Give only the number of lines in the records below that contain the word "Lovers".
• • •
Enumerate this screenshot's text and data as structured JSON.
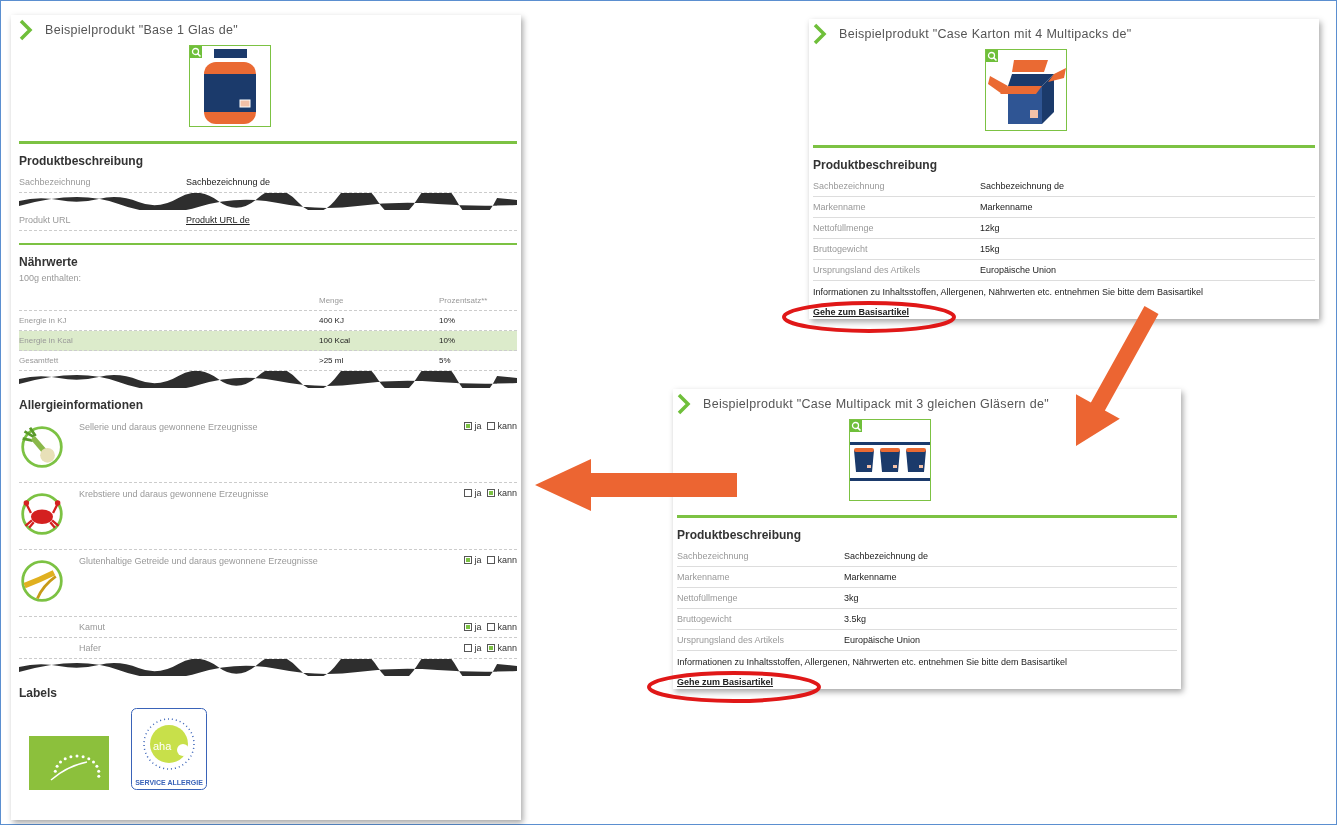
{
  "base_product": {
    "title": "Beispielprodukt \"Base 1 Glas de\"",
    "description": {
      "heading": "Produktbeschreibung",
      "rows": [
        {
          "kind": "text",
          "label": "Sachbezeichnung",
          "value": "Sachbezeichnung de"
        },
        {
          "kind": "tear"
        },
        {
          "kind": "link",
          "label": "Produkt URL",
          "value": "Produkt URL de"
        }
      ]
    },
    "nutrition": {
      "heading": "Nährwerte",
      "note": "100g enthalten:",
      "columns": [
        "Menge",
        "Prozentsatz**"
      ],
      "rows": [
        {
          "kind": "row",
          "label": "Energie in KJ",
          "amount": "400 KJ",
          "percent": "10%",
          "highlighted": false
        },
        {
          "kind": "row",
          "label": "Energie in Kcal",
          "amount": "100 Kcal",
          "percent": "10%",
          "highlighted": true
        },
        {
          "kind": "row",
          "label": "Gesamtfett",
          "amount": ">25 ml",
          "percent": "5%",
          "highlighted": false
        },
        {
          "kind": "tear"
        }
      ]
    },
    "allergens": {
      "heading": "Allergieinformationen",
      "items": [
        {
          "kind": "main",
          "label": "Sellerie und daraus gewonnene Erzeugnisse",
          "yes": {
            "label": "ja",
            "checked": true
          },
          "may": {
            "label": "kann",
            "checked": false
          }
        },
        {
          "kind": "main",
          "label": "Krebstiere und daraus gewonnene Erzeugnisse",
          "yes": {
            "label": "ja",
            "checked": false
          },
          "may": {
            "label": "kann",
            "checked": true
          }
        },
        {
          "kind": "main",
          "label": "Glutenhaltige Getreide und daraus gewonnene Erzeugnisse",
          "yes": {
            "label": "ja",
            "checked": true
          },
          "may": {
            "label": "kann",
            "checked": false
          }
        },
        {
          "kind": "sub",
          "label": "Kamut",
          "yes": {
            "label": "ja",
            "checked": true
          },
          "may": {
            "label": "kann",
            "checked": false
          }
        },
        {
          "kind": "sub",
          "label": "Hafer",
          "yes": {
            "label": "ja",
            "checked": false
          },
          "may": {
            "label": "kann",
            "checked": true
          }
        },
        {
          "kind": "tear"
        }
      ]
    },
    "labels": {
      "heading": "Labels",
      "items": [
        {
          "kind": "eu_organic"
        },
        {
          "kind": "aha",
          "text": "aha",
          "caption": "SERVICE ALLERGIE"
        }
      ]
    }
  },
  "cases": [
    {
      "title": "Beispielprodukt \"Case Karton mit 4 Multipacks de\"",
      "heading": "Produktbeschreibung",
      "rows": [
        {
          "label": "Sachbezeichnung",
          "value": "Sachbezeichnung de"
        },
        {
          "label": "Markenname",
          "value": "Markenname"
        },
        {
          "label": "Nettofüllmenge",
          "value": "12kg"
        },
        {
          "label": "Bruttogewicht",
          "value": "15kg"
        },
        {
          "label": "Ursprungsland des Artikels",
          "value": "Europäische Union"
        }
      ],
      "note": "Informationen zu Inhaltsstoffen, Allergenen, Nährwerten etc. entnehmen Sie bitte dem Basisartikel",
      "link": "Gehe zum Basisartikel"
    },
    {
      "title": "Beispielprodukt \"Case Multipack mit 3 gleichen Gläsern de\"",
      "heading": "Produktbeschreibung",
      "rows": [
        {
          "label": "Sachbezeichnung",
          "value": "Sachbezeichnung de"
        },
        {
          "label": "Markenname",
          "value": "Markenname"
        },
        {
          "label": "Nettofüllmenge",
          "value": "3kg"
        },
        {
          "label": "Bruttogewicht",
          "value": "3.5kg"
        },
        {
          "label": "Ursprungsland des Artikels",
          "value": "Europäische Union"
        }
      ],
      "note": "Informationen zu Inhaltsstoffen, Allergenen, Nährwerten etc. entnehmen Sie bitte dem Basisartikel",
      "link": "Gehe zum Basisartikel"
    }
  ]
}
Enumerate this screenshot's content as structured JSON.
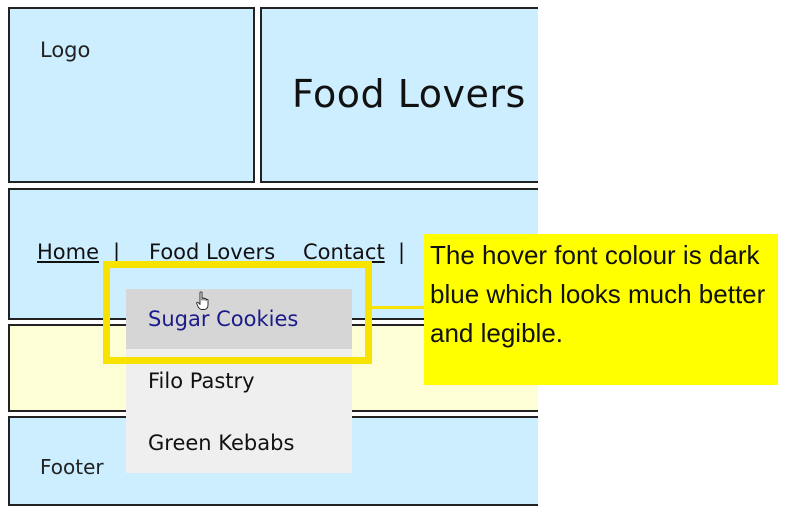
{
  "header": {
    "logo_label": "Logo",
    "site_title": "Food Lovers"
  },
  "nav": {
    "items": [
      {
        "label": "Home"
      },
      {
        "label": "Food Lovers"
      },
      {
        "label": "Contact"
      }
    ],
    "separator": "|"
  },
  "dropdown": {
    "items": [
      {
        "label": "Sugar Cookies"
      },
      {
        "label": "Filo Pastry"
      },
      {
        "label": "Green Kebabs"
      }
    ],
    "hover_color": "#1a1a8a"
  },
  "footer": {
    "label": "Footer"
  },
  "annotation": {
    "callout_text": "The hover font colour is dark blue which looks much better and legible.",
    "highlight_color": "#f7e200",
    "callout_background": "#ffff00"
  },
  "colors": {
    "section_background": "#cdeeff",
    "main_background": "#fdfdd6"
  }
}
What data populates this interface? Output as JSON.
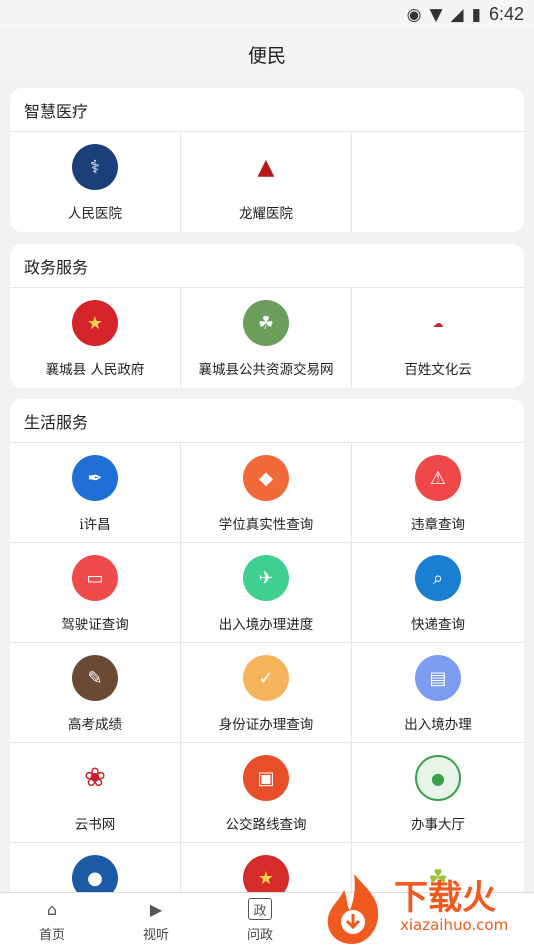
{
  "status_bar": {
    "time": "6:42",
    "icons": [
      "location-icon",
      "wifi-icon",
      "signal-icon",
      "battery-icon"
    ]
  },
  "header": {
    "title": "便民"
  },
  "sections": [
    {
      "title": "智慧医疗",
      "items": [
        {
          "label": "人民医院",
          "icon": "hospital-emblem-icon",
          "color": "#1c3f7a"
        },
        {
          "label": "龙耀医院",
          "icon": "longyao-logo-icon",
          "color": "#b31b1b"
        },
        {
          "label": "",
          "icon": "",
          "color": ""
        }
      ]
    },
    {
      "title": "政务服务",
      "items": [
        {
          "label": "襄城县 人民政府",
          "icon": "national-emblem-icon",
          "color": "#d4242a"
        },
        {
          "label": "襄城县公共资源交易网",
          "icon": "leaf-photo-icon",
          "color": "#6b9e5a"
        },
        {
          "label": "百姓文化云",
          "icon": "baixing-wenhua-logo-icon",
          "color": "#c8202b"
        }
      ]
    },
    {
      "title": "生活服务",
      "items": [
        {
          "label": "i许昌",
          "icon": "ixuchang-icon",
          "color": "#1f6fd6"
        },
        {
          "label": "学位真实性查询",
          "icon": "graduation-cap-icon",
          "color": "#f26a3a"
        },
        {
          "label": "违章查询",
          "icon": "violation-icon",
          "color": "#f04848"
        },
        {
          "label": "驾驶证查询",
          "icon": "driver-license-icon",
          "color": "#ef4b4b"
        },
        {
          "label": "出入境办理进度",
          "icon": "airplane-icon",
          "color": "#3fcf8e"
        },
        {
          "label": "快递查询",
          "icon": "express-search-icon",
          "color": "#1a7fd1"
        },
        {
          "label": "高考成绩",
          "icon": "exam-score-icon",
          "color": "#6b4a35"
        },
        {
          "label": "身份证办理查询",
          "icon": "id-card-icon",
          "color": "#f6b55c"
        },
        {
          "label": "出入境办理",
          "icon": "passport-icon",
          "color": "#7b9cf0"
        },
        {
          "label": "云书网",
          "icon": "yunshu-logo-icon",
          "color": "#c8202b"
        },
        {
          "label": "公交路线查询",
          "icon": "bus-icon",
          "color": "#e94e2b"
        },
        {
          "label": "办事大厅",
          "icon": "bianmin-bubble-icon",
          "color": "#3aa04a"
        },
        {
          "label": "",
          "icon": "partial-blue-logo-icon",
          "color": "#1c5aa6"
        },
        {
          "label": "",
          "icon": "partial-red-logo-icon",
          "color": "#d62b2b"
        },
        {
          "label": "",
          "icon": "partial-green-logo-icon",
          "color": "#9ac43c"
        }
      ]
    }
  ],
  "tab_bar": [
    {
      "label": "首页",
      "icon": "home-icon"
    },
    {
      "label": "视听",
      "icon": "tv-icon"
    },
    {
      "label": "问政",
      "icon": "zheng-icon",
      "glyph": "政"
    }
  ],
  "watermark": {
    "text": "下载火",
    "url": "xiazaihuo.com"
  }
}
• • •
**RESULT OF THIS TASK**
2